Source information:
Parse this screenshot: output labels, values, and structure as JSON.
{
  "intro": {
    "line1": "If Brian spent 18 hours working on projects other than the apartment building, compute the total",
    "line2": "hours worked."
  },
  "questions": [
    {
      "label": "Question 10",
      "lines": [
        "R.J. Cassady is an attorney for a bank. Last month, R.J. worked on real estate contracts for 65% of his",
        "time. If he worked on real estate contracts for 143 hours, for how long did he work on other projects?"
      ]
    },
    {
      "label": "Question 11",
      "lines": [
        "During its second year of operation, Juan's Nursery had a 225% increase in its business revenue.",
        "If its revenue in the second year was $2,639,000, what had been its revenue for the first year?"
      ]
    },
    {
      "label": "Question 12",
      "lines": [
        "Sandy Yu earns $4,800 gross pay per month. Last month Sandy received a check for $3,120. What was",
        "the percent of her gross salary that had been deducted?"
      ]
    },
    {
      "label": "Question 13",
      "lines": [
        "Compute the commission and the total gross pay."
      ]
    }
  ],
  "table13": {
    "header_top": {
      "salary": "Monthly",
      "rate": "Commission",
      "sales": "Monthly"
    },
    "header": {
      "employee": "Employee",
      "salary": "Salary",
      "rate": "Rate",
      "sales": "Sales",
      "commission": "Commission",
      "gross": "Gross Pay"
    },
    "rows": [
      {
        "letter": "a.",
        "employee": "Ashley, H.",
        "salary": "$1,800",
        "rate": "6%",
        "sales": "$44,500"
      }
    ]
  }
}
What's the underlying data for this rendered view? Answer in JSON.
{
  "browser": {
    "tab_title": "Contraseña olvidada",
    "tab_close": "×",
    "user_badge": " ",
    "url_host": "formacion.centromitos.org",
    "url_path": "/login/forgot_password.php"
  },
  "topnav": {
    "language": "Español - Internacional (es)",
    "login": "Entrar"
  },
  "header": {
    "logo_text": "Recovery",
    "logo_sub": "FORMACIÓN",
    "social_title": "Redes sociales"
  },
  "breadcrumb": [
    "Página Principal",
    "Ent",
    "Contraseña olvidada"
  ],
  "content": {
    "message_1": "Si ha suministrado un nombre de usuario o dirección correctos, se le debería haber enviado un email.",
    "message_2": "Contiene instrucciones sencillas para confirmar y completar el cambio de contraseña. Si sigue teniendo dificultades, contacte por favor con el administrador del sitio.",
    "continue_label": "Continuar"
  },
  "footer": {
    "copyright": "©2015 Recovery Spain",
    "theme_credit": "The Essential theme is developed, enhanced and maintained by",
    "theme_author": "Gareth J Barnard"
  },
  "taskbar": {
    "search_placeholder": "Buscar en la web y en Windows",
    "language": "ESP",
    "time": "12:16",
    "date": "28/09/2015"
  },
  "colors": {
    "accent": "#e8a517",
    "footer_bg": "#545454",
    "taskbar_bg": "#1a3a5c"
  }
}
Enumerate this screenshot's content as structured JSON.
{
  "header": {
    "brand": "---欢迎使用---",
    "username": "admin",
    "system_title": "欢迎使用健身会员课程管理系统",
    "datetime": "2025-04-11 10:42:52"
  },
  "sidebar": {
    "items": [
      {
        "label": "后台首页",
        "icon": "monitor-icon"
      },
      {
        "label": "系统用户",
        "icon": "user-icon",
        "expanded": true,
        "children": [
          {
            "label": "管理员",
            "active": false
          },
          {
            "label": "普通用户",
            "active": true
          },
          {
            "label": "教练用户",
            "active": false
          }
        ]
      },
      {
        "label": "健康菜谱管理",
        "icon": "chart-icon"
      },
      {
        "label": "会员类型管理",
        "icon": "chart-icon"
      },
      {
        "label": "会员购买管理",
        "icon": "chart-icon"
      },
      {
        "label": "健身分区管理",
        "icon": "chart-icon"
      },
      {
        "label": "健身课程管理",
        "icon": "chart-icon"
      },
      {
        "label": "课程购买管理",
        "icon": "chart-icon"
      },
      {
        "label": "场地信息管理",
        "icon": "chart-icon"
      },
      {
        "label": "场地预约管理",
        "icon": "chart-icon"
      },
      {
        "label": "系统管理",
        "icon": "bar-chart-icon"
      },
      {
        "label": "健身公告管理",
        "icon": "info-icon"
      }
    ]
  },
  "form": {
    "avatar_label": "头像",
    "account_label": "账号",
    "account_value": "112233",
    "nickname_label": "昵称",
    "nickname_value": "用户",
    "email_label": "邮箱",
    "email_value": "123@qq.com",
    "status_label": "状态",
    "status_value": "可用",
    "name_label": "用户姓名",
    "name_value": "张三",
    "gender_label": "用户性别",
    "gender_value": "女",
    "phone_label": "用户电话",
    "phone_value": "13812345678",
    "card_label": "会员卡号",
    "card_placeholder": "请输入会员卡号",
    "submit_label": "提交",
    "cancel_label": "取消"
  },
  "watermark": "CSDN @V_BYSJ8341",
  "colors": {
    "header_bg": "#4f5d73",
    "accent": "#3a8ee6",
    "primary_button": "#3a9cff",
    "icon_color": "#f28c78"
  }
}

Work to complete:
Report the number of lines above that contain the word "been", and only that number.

Task response:
2